By Colleen Flaherty
Fort Hood Herald
Laura Wombacher broke into tears even before the buses pulled away down Battalion Avenue, revealing her son and the other 6th Squadron, 9th Cavalry Regiment, 3rd Brigade, 1st Cavalry Division, troopers who returned from Iraq last week.
The Saber squadron deployed in March to south-central Iraq on 12-month orders.
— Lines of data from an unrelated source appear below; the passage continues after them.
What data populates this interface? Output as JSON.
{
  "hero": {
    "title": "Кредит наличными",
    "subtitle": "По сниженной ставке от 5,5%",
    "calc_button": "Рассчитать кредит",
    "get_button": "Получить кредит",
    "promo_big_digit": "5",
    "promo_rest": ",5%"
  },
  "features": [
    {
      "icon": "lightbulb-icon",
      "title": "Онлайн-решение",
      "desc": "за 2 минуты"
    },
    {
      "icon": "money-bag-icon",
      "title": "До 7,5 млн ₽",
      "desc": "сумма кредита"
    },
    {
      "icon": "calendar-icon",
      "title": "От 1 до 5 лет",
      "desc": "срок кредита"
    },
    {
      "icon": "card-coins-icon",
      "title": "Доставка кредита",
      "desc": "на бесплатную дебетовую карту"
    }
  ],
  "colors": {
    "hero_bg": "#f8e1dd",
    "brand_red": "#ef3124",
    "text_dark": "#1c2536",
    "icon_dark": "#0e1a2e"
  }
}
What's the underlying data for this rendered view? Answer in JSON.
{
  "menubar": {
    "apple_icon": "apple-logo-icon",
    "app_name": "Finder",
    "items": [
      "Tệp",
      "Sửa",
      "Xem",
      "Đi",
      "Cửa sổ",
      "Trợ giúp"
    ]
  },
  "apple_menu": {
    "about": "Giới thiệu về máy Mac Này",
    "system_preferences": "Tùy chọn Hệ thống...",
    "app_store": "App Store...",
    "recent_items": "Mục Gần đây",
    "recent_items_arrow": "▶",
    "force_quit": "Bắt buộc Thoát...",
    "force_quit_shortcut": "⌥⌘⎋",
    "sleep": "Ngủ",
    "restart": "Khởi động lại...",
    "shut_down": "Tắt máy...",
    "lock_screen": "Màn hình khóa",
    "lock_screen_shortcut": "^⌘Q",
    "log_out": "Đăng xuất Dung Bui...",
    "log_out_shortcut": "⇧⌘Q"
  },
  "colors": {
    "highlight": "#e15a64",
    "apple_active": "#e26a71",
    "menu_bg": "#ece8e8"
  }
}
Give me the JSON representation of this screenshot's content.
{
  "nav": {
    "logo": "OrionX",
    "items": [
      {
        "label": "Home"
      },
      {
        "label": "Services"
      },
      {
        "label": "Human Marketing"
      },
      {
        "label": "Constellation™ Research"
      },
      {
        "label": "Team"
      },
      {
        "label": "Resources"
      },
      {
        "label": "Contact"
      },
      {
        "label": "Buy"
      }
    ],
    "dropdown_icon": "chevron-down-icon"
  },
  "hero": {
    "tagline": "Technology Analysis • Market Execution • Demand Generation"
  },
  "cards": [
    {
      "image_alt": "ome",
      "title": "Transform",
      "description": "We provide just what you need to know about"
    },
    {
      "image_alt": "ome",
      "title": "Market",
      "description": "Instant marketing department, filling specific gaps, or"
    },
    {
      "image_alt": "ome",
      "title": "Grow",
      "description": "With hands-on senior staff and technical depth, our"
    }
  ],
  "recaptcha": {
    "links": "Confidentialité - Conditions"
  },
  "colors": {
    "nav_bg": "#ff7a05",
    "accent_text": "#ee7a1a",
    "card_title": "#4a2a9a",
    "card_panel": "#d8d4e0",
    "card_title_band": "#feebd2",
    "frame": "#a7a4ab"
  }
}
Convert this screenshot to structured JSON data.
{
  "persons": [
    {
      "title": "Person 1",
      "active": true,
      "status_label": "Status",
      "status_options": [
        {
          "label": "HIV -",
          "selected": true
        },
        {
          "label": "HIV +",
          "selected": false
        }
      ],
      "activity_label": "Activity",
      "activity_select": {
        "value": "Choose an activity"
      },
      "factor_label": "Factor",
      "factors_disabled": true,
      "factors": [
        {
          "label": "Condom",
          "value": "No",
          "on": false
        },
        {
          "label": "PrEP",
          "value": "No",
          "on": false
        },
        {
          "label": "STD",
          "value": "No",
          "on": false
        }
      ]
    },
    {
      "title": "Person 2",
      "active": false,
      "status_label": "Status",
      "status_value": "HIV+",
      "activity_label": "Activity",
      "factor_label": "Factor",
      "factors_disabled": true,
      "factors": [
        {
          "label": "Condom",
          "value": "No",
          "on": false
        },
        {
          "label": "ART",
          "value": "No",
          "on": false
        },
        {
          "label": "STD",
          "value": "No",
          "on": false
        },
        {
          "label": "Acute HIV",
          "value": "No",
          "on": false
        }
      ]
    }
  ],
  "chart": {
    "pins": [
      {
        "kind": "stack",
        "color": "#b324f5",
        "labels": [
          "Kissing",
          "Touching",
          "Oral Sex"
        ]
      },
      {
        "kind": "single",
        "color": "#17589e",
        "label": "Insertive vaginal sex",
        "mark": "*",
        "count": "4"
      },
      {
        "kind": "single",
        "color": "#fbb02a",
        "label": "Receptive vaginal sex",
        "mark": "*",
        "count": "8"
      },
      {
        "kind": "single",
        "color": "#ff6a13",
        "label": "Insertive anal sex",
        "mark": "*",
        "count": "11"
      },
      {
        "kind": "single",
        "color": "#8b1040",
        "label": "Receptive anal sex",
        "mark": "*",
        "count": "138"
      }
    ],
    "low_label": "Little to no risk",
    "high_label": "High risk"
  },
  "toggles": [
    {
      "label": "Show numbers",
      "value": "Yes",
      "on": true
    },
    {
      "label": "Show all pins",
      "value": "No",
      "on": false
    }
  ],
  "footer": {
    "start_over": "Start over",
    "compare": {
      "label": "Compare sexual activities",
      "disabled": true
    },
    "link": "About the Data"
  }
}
It came home Nov. 9, about four months early, due to the end of U.S. troop involvement in the country, after transferring full control of Contingency Operating Base Delta to Iraqi security forces late last month.
There are no U.S. troops left in Wasit province, which was home to troops from Fort Hood's 3rd Armored Cavalry Regiment before Saber.
"It's very exciting," Wombacher said, her voice cracking as she caught the first glimpse of the soldiers across Cooper Field, newly arrived from Robert Gray Army Airfield. "(I was) missing him like crazy and worried sick."
Wombacher and her two youngest children, Mallory Jones, 17, and Nick Wombacher, 13, drove 14 hours from Missouri to attend the early-morning homecoming ceremony for their son and brother, Spc. Kyle Jones.
"Every mile was worth it," the mother said.
Mallory, Nick, and Kyle Jones' wife, Samantha Jones, all held up signs calling their soldier a hero and welcoming him home in glittery, red and blue letters.
Kyle Jones' 17-month-old son, Ayden, gripped a sign that read: "I'm here to pick up my daddy!"
Samantha Jones said she and her husband, both 21, moved to Central Texas shortly before his March deployment. It was difficult moving from her native Midwest to be left alone months later.
"I thought this day would never come. ... I didn't think we could do it. But we made it work, me and Ayden," she said. That her husband's deployment was cut short, especially in time for the holidays, was "the best Christmas present ever."
Due to the initial uncertainty of the deployment's timeline, Kyle Jones previously had recorded his voice reading a Christmas book. "I was hoping we didn't have to use it," said Samantha Jones, smiling.
Nick said he was proud of his big brother for "just how he was brave enough to go to Iraq and that he survived."
Smiling as the soldiers advanced to the giant 1st Cavalry Division emblem on the field, Mallory said, "He's my hero. He's always been my hero. He's a strong man."
Following a squadron colors-uncasing ceremony, families were cleared to "charge" their soldiers on the field.
With Ayden in her arms, Laura Wombacher let fly a pair of American flag balloons. Seconds later, Kyle Jones emerged from the sand-colored, digital-print storm of uniforms before the family.
"I'm just so happy to be home and see everyone," the soldier said, grinning, assessing the growth of his young son. Upon leaving Iraq for the first and likely last time in his life, he said: "It was great knowing we were finishing up and taking off."
Kyle Jones said he was most looking forward to spending time with his wife in the weeks ahead.
The uncasing, led by squadron commander Lt. Col. Cameron Cantlon and Command Sgt. Maj. Richard Burnette, signaled that most of the squadron has returned from Operation New Dawn, the final stage of the Iraq War. About 262 soldiers were on the flight.
In Iraq, the squadron worked to suppress the insurgency, re-established partnerships with Iraqi leaders and assisted national security forces. It also conducted humanitarian aid missions and reconstruction projects.
Since, 2009, when Cantlon last left Iraq, "it had changed," he said. "It had changed a lot. I was happy to see the Iraqis had taken charge."
Cantlon said he was confident the final security and other measures Saber helped solidify could continue without a U.S. presence. "They have everything they need."